Sabrina Aston first heard about the attack and that her son had been shot at 2 a.m. on Sunday when the phone rang. It was one of her son’s friends breaking the news that a shooting had occurred at Club Q and their son was in Memorial Hospital.

“It’s just a nightmare that you can’t wake up from,” she said.

Sabrina and Daniel’s father, Jeff Aston rushed to the hospital, where they were first asked to wait outside, then in a waiting room and finally in a private room where detective asked them questions as authorities worked to identify the bodies.

Sabrina Aston told the detective about her son’s tattoos, including a heart on his left arm, pierced by an arrow, and wrapped in a ribbon reading ‘Mom’.

The couple was sent home without any update and sat in a stupor, their minds cycling through hope, then the worst, then hope that it wasn’t the worst.

“We thought he had just gotten hurt — you can fix hurt,” his mother said.

When a detective and a patient advocate knocked on their door later that morning, Sabrina Aston said she thought of the soldiers walking towards the homes of yet-unaware widows during wartime. She knew what had happened.

“We are in shock, we cried for a little bit, but then you go through this phase where you are just kind of numb, and I’m sure it will hit us again,” she said. “I keep thinking it’s a mistake, they made a mistake, and that he is really alive.”

Authorities say at least two bar patrons rushed into action – grabbing a handgun from the suspect, hitting him with it and pinning him down until police arrived just minutes later.

Colorado Springs police and city officials credit them with stopping the gunman and limiting the bloodshed in Saturday night’s shooting at Club Q.

“Had that individual not intervened this could have been exponentially more tragic,” Colorado Springs Mayor John Suthers told The Associated Press.

Police identified the alleged gunman as 22-year-old Anderson Lee Aldrich, who was in custody and being treated for injuries.

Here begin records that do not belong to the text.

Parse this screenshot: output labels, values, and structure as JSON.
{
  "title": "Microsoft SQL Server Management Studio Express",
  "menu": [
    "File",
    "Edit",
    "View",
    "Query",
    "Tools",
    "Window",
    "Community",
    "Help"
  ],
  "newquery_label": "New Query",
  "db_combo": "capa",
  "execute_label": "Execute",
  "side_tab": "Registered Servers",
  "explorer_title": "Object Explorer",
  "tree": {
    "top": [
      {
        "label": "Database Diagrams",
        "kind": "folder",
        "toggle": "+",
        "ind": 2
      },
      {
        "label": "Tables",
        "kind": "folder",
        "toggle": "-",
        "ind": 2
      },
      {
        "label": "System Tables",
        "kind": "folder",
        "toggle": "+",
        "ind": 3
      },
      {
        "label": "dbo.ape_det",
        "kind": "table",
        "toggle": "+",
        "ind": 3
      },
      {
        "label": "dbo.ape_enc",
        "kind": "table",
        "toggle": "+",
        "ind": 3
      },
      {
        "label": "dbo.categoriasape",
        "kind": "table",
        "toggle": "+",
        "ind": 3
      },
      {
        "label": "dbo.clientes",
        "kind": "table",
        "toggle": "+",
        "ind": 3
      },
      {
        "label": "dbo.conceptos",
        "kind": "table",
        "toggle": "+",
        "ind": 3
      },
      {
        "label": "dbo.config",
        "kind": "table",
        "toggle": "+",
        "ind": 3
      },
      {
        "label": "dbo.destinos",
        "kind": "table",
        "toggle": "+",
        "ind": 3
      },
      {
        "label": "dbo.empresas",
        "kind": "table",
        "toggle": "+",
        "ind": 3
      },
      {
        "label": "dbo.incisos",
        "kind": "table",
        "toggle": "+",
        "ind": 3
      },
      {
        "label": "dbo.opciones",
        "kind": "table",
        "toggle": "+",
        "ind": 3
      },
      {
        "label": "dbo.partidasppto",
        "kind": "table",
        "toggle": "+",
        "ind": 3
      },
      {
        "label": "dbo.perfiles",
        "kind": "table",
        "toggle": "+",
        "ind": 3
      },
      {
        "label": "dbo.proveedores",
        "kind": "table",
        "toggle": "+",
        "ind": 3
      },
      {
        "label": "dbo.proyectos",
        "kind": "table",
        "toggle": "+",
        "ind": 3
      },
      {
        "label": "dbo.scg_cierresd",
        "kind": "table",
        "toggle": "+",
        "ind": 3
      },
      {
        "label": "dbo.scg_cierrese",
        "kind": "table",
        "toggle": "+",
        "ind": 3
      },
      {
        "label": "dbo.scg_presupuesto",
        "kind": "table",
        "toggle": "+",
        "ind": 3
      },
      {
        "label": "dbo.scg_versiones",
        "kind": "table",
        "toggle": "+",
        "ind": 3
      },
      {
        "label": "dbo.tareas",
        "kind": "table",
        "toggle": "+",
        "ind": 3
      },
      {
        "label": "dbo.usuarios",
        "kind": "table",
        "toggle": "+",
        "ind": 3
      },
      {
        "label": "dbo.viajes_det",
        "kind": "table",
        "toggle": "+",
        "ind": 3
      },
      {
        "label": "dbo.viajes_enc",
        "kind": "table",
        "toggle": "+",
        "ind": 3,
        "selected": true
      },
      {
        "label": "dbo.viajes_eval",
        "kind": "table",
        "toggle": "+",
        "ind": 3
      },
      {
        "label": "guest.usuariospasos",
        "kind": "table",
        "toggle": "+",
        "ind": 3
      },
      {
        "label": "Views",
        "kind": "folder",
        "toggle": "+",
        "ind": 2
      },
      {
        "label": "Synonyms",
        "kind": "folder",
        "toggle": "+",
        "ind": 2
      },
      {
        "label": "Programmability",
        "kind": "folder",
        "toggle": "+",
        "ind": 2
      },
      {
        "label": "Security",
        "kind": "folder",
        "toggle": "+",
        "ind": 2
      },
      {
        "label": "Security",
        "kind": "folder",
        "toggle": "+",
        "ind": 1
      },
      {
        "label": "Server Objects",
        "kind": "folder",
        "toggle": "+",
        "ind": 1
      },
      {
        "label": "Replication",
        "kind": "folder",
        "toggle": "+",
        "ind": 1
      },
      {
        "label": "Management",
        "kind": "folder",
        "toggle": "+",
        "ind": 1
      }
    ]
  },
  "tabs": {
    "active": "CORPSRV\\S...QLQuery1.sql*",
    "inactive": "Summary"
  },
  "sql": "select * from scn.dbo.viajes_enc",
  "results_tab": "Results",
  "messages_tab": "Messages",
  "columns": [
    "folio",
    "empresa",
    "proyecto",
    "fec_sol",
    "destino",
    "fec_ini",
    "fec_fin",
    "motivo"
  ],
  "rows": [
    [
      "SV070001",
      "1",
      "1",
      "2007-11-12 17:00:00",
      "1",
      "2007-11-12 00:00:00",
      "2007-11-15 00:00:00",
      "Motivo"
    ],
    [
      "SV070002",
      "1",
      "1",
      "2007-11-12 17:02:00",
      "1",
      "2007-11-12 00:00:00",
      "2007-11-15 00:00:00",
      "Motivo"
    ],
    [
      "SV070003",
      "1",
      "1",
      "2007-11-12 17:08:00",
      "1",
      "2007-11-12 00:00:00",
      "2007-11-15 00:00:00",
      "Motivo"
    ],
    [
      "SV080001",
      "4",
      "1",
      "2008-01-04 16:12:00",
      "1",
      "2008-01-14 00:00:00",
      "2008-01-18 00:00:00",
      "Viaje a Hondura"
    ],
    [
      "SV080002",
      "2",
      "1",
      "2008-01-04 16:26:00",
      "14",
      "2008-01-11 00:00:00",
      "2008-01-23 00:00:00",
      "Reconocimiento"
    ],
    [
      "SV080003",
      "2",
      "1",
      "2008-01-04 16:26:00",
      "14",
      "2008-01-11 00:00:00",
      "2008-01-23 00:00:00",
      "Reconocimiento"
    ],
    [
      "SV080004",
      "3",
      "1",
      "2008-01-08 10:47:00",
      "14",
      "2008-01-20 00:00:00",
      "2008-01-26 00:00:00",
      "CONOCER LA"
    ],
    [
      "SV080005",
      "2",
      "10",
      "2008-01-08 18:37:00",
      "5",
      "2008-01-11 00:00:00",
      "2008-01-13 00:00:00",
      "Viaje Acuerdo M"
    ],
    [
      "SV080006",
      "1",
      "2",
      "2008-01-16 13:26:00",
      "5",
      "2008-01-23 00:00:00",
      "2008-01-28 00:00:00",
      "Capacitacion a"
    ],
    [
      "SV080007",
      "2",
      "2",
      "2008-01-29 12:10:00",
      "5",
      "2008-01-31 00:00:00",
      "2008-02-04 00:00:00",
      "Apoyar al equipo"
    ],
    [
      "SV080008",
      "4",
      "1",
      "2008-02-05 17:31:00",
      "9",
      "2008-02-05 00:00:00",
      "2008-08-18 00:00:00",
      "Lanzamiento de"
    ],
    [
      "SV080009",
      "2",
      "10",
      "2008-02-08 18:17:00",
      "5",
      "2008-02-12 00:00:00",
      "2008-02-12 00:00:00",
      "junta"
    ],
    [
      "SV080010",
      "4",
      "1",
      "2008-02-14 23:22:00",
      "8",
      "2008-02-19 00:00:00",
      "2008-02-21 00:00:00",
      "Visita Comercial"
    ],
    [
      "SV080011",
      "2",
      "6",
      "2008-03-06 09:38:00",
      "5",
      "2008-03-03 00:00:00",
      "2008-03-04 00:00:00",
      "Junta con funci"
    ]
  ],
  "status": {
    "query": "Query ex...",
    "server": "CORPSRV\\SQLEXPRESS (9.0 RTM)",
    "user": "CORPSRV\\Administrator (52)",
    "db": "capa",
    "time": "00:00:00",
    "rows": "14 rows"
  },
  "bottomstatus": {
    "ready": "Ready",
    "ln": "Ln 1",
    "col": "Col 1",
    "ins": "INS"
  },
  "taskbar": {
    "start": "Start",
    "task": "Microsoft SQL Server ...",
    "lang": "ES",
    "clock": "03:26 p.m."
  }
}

A law enforcement official said the suspect used an AR-15-style semiautomatic weapon in the attack, but a handgun and additional ammunition magazines also were recovered.